Since Janette has five children and deadlines to write books, she doesn’t have much time left over for hobbies. But since this is the internet and you can’t actually check up to see if anything on this site is true, let’s just say she enjoys dancing, scuba diving, horse back riding and long talks with Orlando Bloom. (Well, I never said he answers back.)
Book Report Questions
So you’ve decided to do a book report on me or one of my books. Congratulations! You are obviously a person with impeccable literary taste.
I’ll try to address some of the common questions I get from book reporters (generally the night before the assignment is due).
When were you born?
A long, long time ago. 1966 to be exact.
Where did you grow up?
A wonderful small town called Pullman, Washington, which is why most of my books are set in small towns. I love them. (Bonus trivia point to impress your teacher: All’s Fair in Love, War, and High School; Revenge of The Cheerleaders; and Blue Eyes and Other Teenage Hazards are all set in Pullman.)
How do you chose the locations for your books?
I set Playing the Field in Gilbert, Arizona, because that’s where I lived at the time. It’s easy to write about places you know well. But since I couldn’t set every story in Gilbert, I branched out to other warm climates. Most of my stories take place in Arizona, New Mexico, California, Nevada, and Texas.
I try to stay in warm climates because quite frankly I’ve lived in Arizona for so long I’ve forgotten what the cold is like. When I first wrote about Washington I almost had a scene where people mowed the lawn in December. Oops.
Where do you get your ideas from?
I have a teenage daughter, which is sort of like living in your own reality show, but with fewer commercials.

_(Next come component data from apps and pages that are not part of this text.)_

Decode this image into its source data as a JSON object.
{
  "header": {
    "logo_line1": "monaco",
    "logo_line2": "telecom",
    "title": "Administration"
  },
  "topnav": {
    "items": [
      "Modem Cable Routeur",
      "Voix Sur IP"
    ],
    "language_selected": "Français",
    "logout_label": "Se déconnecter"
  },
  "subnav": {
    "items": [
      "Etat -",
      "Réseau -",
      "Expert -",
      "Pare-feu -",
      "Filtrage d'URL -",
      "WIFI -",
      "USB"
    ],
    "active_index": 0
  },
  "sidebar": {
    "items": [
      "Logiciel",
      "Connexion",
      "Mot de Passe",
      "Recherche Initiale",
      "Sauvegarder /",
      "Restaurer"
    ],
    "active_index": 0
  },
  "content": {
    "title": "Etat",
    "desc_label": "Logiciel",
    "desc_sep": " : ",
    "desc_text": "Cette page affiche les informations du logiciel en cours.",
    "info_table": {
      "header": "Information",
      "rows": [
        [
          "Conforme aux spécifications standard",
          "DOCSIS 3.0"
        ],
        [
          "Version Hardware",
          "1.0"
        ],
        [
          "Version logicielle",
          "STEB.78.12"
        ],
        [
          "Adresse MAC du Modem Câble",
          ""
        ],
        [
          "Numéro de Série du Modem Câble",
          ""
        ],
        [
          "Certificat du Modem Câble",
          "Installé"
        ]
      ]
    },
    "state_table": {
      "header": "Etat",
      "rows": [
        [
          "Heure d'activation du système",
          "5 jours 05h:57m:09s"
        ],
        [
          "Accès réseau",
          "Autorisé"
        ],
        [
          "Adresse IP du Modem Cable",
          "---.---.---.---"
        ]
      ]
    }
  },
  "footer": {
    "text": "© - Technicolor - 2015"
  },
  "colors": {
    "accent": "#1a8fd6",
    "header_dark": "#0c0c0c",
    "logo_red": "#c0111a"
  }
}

I borrow from her life a lot. In fact while I was writing It’s A Mall World After All I once lifted dialogue for a scene right off the text message log in my daughter’s cell phone.
Has any of the stuff you’ve written about ever happened to you?
Unfortunately yes, but generally only the parts where characters are making fools of themselves. I did that a lot as a teenager. I don’t think there’s such a thing as an easy or graceful adolescence. It’s all about embarrassing yourself.
Will any of your books ever be turned into movies?
Authors have very little say over that sort of thing. (Ditto for the book covers.) But if I hear anything, I’ll let you know.
Is it true that when you were thirteen you had a massive crush on Apollo from the original series of Battlestar Galactica?
P.S. If your teacher asks you to identify symbolism in my books you have my permission to tell him/her that I didn’t put any in.
If your teacher asks about theme, tell her/him that the book is about forgiviness. Unintentionally, most of my books are. I didn’t even realize this until the last book. My husband asked me what the book was about (I think he asks these questions so he doesn’t have to actually read my books.) I told him, “On a basic level it’s about realizing when you’re wrong, and about forgiveness.”
He said, “Wasn’t that what your last book was about too?”